**EXERCISE DETAILS**
Look through the listing below and report the lines that have the word "text" in them.

######

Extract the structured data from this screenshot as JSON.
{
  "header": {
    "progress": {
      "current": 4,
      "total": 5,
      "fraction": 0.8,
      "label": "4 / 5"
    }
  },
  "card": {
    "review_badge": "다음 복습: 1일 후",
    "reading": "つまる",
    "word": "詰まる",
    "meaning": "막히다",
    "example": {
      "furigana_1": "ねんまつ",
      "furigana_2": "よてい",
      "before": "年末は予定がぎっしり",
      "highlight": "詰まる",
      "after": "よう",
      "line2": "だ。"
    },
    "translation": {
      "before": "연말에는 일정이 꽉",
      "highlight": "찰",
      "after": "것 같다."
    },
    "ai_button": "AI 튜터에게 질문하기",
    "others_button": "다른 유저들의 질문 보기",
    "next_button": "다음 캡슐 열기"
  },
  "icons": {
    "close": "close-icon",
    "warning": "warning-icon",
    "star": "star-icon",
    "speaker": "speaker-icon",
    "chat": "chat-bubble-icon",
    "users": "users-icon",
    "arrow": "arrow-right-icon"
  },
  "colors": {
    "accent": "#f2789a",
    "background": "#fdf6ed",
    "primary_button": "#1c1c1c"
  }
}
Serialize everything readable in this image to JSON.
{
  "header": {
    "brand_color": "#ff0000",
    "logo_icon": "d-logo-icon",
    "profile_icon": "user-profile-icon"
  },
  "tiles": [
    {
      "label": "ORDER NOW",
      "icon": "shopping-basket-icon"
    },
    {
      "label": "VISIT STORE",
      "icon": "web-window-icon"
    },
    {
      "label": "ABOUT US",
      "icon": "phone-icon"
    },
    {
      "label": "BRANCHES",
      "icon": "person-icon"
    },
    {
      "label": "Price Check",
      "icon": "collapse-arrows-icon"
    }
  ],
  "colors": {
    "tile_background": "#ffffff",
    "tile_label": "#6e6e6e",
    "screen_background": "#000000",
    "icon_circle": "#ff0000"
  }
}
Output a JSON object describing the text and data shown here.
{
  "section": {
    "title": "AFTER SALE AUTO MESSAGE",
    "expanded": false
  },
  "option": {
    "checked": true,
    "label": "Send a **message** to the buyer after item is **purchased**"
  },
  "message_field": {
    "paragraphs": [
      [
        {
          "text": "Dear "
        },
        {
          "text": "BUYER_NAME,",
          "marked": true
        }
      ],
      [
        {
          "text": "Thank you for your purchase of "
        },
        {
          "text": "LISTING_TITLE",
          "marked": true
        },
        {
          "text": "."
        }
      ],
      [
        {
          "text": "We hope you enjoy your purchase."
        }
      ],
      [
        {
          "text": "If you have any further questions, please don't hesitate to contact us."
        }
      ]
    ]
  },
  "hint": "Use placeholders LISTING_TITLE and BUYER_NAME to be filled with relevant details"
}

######

**COMPLETED EXERCISE**
Output a JSON object describing the text and data shown here.
          "text": "Dear "
          "text": "BUYER_NAME,",
          "text": "Thank you for your purchase of "
          "text": "LISTING_TITLE",
          "text": "."
          "text": "We hope you enjoy your purchase."
          "text": "If you have any further questions, please don't hesitate to contact us."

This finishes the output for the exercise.